Which is why you should read this book now, while the hunger strike at Guantanamo Bay is growing. You should read it now, while there is a pending request by the Pentagon to spend another $49 million for a new prison on Cuba. You should read it now, while John Yoo is still the go-to guy for quotes about interrogations, and while Senators John McCain and Lindsey Graham, crows on a wire, are still offering up terrible advice about prosecuting detainees.
Three thousand innocent people died on September 11, 2001. We invaded two nations because of it. We lost thousands more in the name of protecting ourselves and killed tens of thousands of people in the Middle East. All of us have lost vital freedoms in the name of national security. And yet, as Bravin reminds us, even 9/11 wasn't tragic enough to jolt the Pentagon and Justice Department and CIA and DIA into avoiding their timeless turf wars.
Come with me to page 100, where the Defense Intelligence Agency--in the form of "a reservist from Chicago, a cop in civilian life named Dick Zuley," writes Bravin--is stonewalling Marine Lt. Col. Stuart Couch, a military prosecutor, over suspect Mohamedou Ould Slahi. When Couch asks for access to "personnel and records" on the case, Zuley tells him, and thus another arm of the government of the United States, to buzz off. Slahi was never prosecuted because he was tortured. And the information he provided was evidently not credible.
Come with me to page 121, where Bravin recounts some of the reasons why "relations between the Department of Defense and the Justice Department remained poor" throughout this period (and, of course, into today as well). "Communicating with the Justice Department was 'a one-way street,'" a tribunal official and Navy officer told Couch. "'We tell them what we know, and they nod their heads. They've given us nothing.' Even the FBI's witness interview summaries," Bravin writes, "known by their form number as 302s, were off limits."
Come with me to page 133, where Bravin shares with us the infuriating details of "mock trial" staged in November 2003 in the case of Ali-Hamza Ahmed Suleiman al-Bahlul, a Yemeni man among the first transferred to Gitmo. "The case against Bahlul lacked only one desirable element," Bravin writes, "evidence of any act of terrorism that Bahlul himself committed." So what happens?

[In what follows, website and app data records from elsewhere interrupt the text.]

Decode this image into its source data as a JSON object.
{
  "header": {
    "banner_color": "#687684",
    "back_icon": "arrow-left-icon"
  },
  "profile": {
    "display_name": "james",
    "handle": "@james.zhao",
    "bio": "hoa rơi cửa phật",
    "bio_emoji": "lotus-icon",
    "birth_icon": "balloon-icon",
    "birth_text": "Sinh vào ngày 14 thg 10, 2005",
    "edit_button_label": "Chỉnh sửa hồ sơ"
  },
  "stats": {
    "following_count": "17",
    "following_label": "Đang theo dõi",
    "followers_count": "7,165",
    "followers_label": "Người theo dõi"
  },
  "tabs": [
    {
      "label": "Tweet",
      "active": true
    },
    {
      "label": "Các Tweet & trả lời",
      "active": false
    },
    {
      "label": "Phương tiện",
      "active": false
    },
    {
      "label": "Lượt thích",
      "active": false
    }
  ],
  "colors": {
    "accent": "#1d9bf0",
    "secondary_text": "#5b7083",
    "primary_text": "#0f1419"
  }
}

A military prosecutor standing in as a defense attorney raises the issue of detainee abuse and is quickly shot down by one of the senior officers present at the "trial."
Come with me to page 160, where Bravin writes about the government's cover-up of the treatment of the aforementioned Slahi. Couch calls a senior Pentagon official assigned to investigate detainee abuse allegations. "You need to look at 760, Couch tells the officer, referring to Slahi's detainee number. "We've already been told we need to look into that one," the officer responds. Later, in March 2005, when a report on detainee abuse is released, there is no mention of Detainee 760 in the 21-page executive summary released to the public.